We've had some stormy times probably a F1 tornado a time or two but we came out finding the beauty in making it work. I owe that to God. I'll tell you my little story. 

I picked the Milkman out. When I was 11 my parents (and God) decided that we were moving 250 or so miles from everything and everyone I'd ever known to some no-name Arkansas town. I hated them, my parents, and I wasn't too happy with God either. I remember that it was stay where we were, go to God forsaken Arkansas, or there was a Fresno, CA option in there somewhere. Thank The Lord we didn't go there. That would have been a train wreck. Rednecks and California, doesn't seem like it would end well. Anyhow, God knew what he was doing. My dad took this church in Arkansas and I hated it too. Even with my crying, screaming, begging, refusing, and logical arguments (11 is a very intelligent age) they still drug me here. 

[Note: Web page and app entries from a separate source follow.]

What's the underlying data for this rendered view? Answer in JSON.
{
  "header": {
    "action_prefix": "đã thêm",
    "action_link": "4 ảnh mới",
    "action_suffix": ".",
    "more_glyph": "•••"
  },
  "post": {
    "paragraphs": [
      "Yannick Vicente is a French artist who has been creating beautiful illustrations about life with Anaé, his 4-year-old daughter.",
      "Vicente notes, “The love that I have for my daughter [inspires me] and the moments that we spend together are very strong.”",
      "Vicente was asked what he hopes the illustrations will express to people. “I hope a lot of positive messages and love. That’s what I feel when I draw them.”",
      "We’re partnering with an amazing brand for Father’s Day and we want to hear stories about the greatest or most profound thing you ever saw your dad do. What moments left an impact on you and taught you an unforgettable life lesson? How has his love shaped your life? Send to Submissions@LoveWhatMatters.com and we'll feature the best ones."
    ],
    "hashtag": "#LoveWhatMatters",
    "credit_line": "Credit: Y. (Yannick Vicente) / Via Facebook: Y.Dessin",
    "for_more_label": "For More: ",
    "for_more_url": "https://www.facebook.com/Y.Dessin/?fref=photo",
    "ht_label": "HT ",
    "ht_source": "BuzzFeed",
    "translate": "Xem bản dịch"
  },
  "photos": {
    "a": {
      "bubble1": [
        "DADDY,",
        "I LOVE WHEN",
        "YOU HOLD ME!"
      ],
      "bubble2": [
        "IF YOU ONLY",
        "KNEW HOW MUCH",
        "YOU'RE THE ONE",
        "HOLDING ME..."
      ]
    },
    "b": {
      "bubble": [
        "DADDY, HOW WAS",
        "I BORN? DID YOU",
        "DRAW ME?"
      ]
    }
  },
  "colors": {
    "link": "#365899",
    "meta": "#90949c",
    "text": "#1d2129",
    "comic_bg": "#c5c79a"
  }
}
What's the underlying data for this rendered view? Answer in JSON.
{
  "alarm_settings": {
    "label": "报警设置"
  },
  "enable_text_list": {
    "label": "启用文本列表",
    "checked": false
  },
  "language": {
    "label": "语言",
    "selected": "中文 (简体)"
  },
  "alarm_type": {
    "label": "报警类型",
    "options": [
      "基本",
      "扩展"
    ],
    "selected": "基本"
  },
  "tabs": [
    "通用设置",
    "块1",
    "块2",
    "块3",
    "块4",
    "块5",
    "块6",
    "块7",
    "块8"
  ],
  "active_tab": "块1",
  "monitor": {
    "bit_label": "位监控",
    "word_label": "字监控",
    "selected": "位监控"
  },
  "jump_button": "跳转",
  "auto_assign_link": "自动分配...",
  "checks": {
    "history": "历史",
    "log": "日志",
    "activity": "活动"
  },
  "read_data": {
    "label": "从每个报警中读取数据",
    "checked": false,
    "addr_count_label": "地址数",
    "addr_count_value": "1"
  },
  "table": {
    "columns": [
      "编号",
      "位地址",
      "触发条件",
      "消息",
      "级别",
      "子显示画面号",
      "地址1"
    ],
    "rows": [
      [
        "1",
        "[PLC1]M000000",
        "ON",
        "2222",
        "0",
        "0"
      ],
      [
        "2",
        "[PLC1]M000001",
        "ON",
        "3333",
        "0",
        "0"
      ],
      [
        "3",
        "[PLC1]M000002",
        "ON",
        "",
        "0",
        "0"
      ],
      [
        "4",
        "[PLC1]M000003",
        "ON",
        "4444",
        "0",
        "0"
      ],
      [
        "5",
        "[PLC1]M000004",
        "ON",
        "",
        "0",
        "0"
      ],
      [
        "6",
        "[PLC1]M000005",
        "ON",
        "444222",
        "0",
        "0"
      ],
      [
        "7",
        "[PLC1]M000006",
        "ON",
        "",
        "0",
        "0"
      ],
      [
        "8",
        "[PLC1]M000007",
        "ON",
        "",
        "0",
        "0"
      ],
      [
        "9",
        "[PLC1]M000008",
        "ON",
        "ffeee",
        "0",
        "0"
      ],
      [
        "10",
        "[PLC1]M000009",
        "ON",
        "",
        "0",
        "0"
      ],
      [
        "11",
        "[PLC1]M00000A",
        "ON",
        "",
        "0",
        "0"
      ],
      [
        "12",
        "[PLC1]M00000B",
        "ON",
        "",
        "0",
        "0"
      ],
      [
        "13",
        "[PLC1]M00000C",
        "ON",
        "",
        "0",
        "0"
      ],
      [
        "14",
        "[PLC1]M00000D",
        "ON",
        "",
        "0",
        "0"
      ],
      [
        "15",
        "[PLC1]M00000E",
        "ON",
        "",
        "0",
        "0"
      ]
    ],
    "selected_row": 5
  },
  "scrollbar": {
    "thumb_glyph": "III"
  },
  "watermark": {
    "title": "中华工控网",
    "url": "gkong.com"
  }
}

I met a few people. I mostly hated them because they lived in Arkansas and I was being held hostage here. One of those people was the Milkman. But at the time he was a pain-in-the-butt 13 year old brat. I wasn't overly fond of him but he was kinda cute. That little brat stuck in my head for years. I married him in the game of MASH so many times I lost count. Gross. 
We grew up. He was a wild child redneck, confederate flag flying, Dixie horn having brat. But he was kinda cuter than before. I had a couple boyfriends and he had a girlfriend or twelve and it never really mattered. He went to college in the yankeeville north and came back after a couple years and I was a senior. When he got back....he was way cuter and a little less of a brat. Somewhere along the way I learned to love this little no name town. And then I chased the Milkman around like a 17 year old girl would do. 

I'm pretty stubborn and hard headed. (You never would have guessed, huh?) When I go after something I kind of make it a mission. And going after the Milkman wasn't one I was going to fail. I didn't. And there were more obstacles and tornados than I can count. But somehow I knew that God moved my family to this place, against my will, so I could spend my senior year chasing him and then spending the rest of my life loving, fighting, and living our dream, doing what we love. There isn't a day that goes by that I don't thank God for what he's given me. I'm blessed beyond words to have the life I have. None of them would have happened if I always stayed comfortable. My parents made hard decisions that put me where I am today and I am so glad they did. It caused them enough tornadoes to tear a town apart. And we've all been better off for their commitment to follow God. He knows what He's doing even if we can't see it. The benefits might not show for 10 years. I can see a little more of the picture today than I could when I was a miserable 11 year old. I wouldn't change a thing.